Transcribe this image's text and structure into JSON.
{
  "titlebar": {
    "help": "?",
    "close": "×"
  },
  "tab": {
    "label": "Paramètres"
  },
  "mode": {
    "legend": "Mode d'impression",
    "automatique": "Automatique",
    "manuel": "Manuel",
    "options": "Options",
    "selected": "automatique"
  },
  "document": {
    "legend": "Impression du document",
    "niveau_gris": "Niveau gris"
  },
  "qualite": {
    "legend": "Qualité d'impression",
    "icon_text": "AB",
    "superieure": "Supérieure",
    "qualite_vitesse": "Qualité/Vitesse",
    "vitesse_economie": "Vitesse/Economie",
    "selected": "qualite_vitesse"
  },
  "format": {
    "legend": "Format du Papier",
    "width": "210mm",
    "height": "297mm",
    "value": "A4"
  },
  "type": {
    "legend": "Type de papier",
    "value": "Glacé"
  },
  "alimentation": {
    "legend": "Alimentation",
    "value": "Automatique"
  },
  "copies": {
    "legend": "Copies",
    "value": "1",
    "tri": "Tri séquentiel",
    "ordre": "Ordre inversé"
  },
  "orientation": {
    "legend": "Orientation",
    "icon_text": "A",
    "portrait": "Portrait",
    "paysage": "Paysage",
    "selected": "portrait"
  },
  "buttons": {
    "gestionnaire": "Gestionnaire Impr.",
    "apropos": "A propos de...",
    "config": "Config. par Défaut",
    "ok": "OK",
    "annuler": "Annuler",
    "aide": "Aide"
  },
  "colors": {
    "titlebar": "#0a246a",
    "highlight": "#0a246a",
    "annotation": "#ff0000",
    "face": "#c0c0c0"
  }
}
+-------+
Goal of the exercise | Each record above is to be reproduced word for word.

Answer to this task |
Transcribe this image's text and structure into JSON.
{
  "titlebar": {
    "help": "?",
    "close": "×"
  },
  "tab": {
    "label": "Paramètres"
  },
  "mode": {
    "legend": "Mode d'impression",
    "automatique": "Automatique",
    "manuel": "Manuel",
    "options": "Options",
    "selected": "automatique"
  },
  "document": {
    "legend": "Impression du document",
    "niveau_gris": "Niveau gris"
  },
  "qualite": {
    "legend": "Qualité d'impression",
    "icon_text": "AB",
    "superieure": "Supérieure",
    "qualite_vitesse": "Qualité/Vitesse",
    "vitesse_economie": "Vitesse/Economie",
    "selected": "qualite_vitesse"
  },
  "format": {
    "legend": "Format du Papier",
    "width": "210mm",
    "height": "297mm",
    "value": "A4"
  },
  "type": {
    "legend": "Type de papier",
    "value": "Glacé"
  },
  "alimentation": {
    "legend": "Alimentation",
    "value": "Automatique"
  },
  "copies": {
    "legend": "Copies",
    "value": "1",
    "tri": "Tri séquentiel",
    "ordre": "Ordre inversé"
  },
  "orientation": {
    "legend": "Orientation",
    "icon_text": "A",
    "portrait": "Portrait",
    "paysage": "Paysage",
    "selected": "portrait"
  },
  "buttons": {
    "gestionnaire": "Gestionnaire Impr.",
    "apropos": "A propos de...",
    "config": "Config. par Défaut",
    "ok": "OK",
    "annuler": "Annuler",
    "aide": "Aide"
  },
  "colors": {
    "titlebar": "#0a246a",
    "highlight": "#0a246a",
    "annotation": "#ff0000",
    "face": "#c0c0c0"
  }
}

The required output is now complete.